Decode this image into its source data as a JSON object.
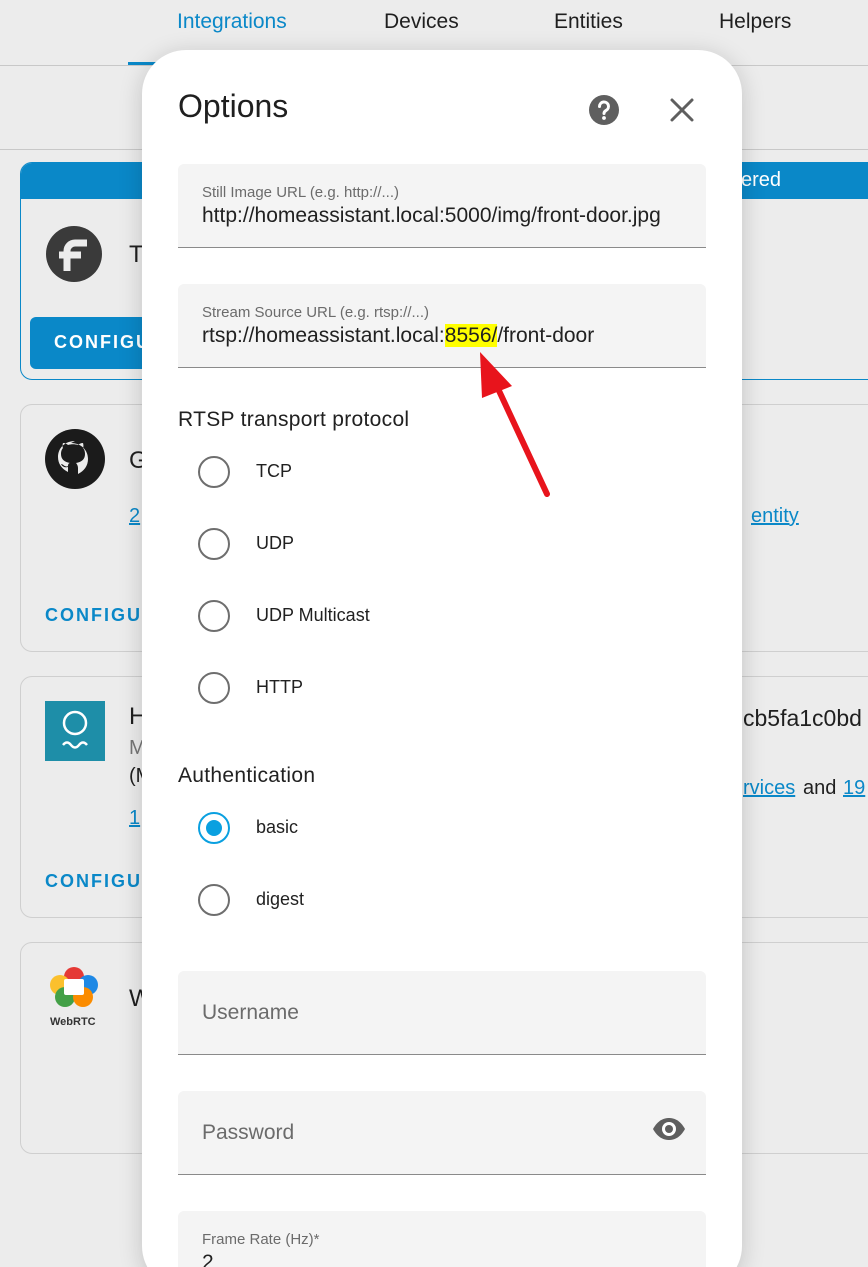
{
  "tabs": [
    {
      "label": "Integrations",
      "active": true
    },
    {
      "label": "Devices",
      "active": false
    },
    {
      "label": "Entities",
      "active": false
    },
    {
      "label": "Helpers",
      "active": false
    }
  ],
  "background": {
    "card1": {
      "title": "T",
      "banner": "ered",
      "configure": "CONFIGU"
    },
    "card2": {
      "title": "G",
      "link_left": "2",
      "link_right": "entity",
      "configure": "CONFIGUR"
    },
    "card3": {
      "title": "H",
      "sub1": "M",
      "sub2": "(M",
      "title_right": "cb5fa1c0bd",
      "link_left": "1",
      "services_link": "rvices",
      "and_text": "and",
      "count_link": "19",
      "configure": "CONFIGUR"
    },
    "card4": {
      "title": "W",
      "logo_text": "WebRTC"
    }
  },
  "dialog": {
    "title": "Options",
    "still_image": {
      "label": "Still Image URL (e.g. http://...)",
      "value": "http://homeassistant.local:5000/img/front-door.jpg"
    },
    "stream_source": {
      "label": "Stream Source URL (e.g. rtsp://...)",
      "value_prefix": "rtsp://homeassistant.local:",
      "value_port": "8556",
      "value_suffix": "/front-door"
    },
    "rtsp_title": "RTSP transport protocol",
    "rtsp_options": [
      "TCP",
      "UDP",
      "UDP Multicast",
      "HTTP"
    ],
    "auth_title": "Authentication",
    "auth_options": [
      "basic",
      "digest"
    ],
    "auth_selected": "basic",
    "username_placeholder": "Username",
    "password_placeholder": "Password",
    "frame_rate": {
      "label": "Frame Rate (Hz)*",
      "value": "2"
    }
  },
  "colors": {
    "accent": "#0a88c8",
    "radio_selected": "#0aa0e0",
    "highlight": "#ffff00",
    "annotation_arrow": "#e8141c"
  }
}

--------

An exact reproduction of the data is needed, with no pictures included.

Solved exercise
Decode this image into its source data as a JSON object.
{
  "tabs": [
    {
      "label": "Integrations",
      "active": true
    },
    {
      "label": "Devices",
      "active": false
    },
    {
      "label": "Entities",
      "active": false
    },
    {
      "label": "Helpers",
      "active": false
    }
  ],
  "background": {
    "card1": {
      "title": "T",
      "banner": "ered",
      "configure": "CONFIGU"
    },
    "card2": {
      "title": "G",
      "link_left": "2",
      "link_right": "entity",
      "configure": "CONFIGUR"
    },
    "card3": {
      "title": "H",
      "sub1": "M",
      "sub2": "(M",
      "title_right": "cb5fa1c0bd",
      "link_left": "1",
      "services_link": "rvices",
      "and_text": "and",
      "count_link": "19",
      "configure": "CONFIGUR"
    },
    "card4": {
      "title": "W",
      "logo_text": "WebRTC"
    }
  },
  "dialog": {
    "title": "Options",
    "still_image": {
      "label": "Still Image URL (e.g. http://...)",
      "value": "http://homeassistant.local:5000/img/front-door.jpg"
    },
    "stream_source": {
      "label": "Stream Source URL (e.g. rtsp://...)",
      "value_prefix": "rtsp://homeassistant.local:",
      "value_port": "8556",
      "value_suffix": "/front-door"
    },
    "rtsp_title": "RTSP transport protocol",
    "rtsp_options": [
      "TCP",
      "UDP",
      "UDP Multicast",
      "HTTP"
    ],
    "auth_title": "Authentication",
    "auth_options": [
      "basic",
      "digest"
    ],
    "auth_selected": "basic",
    "username_placeholder": "Username",
    "password_placeholder": "Password",
    "frame_rate": {
      "label": "Frame Rate (Hz)*",
      "value": "2"
    }
  },
  "colors": {
    "accent": "#0a88c8",
    "radio_selected": "#0aa0e0",
    "highlight": "#ffff00",
    "annotation_arrow": "#e8141c"
  }
}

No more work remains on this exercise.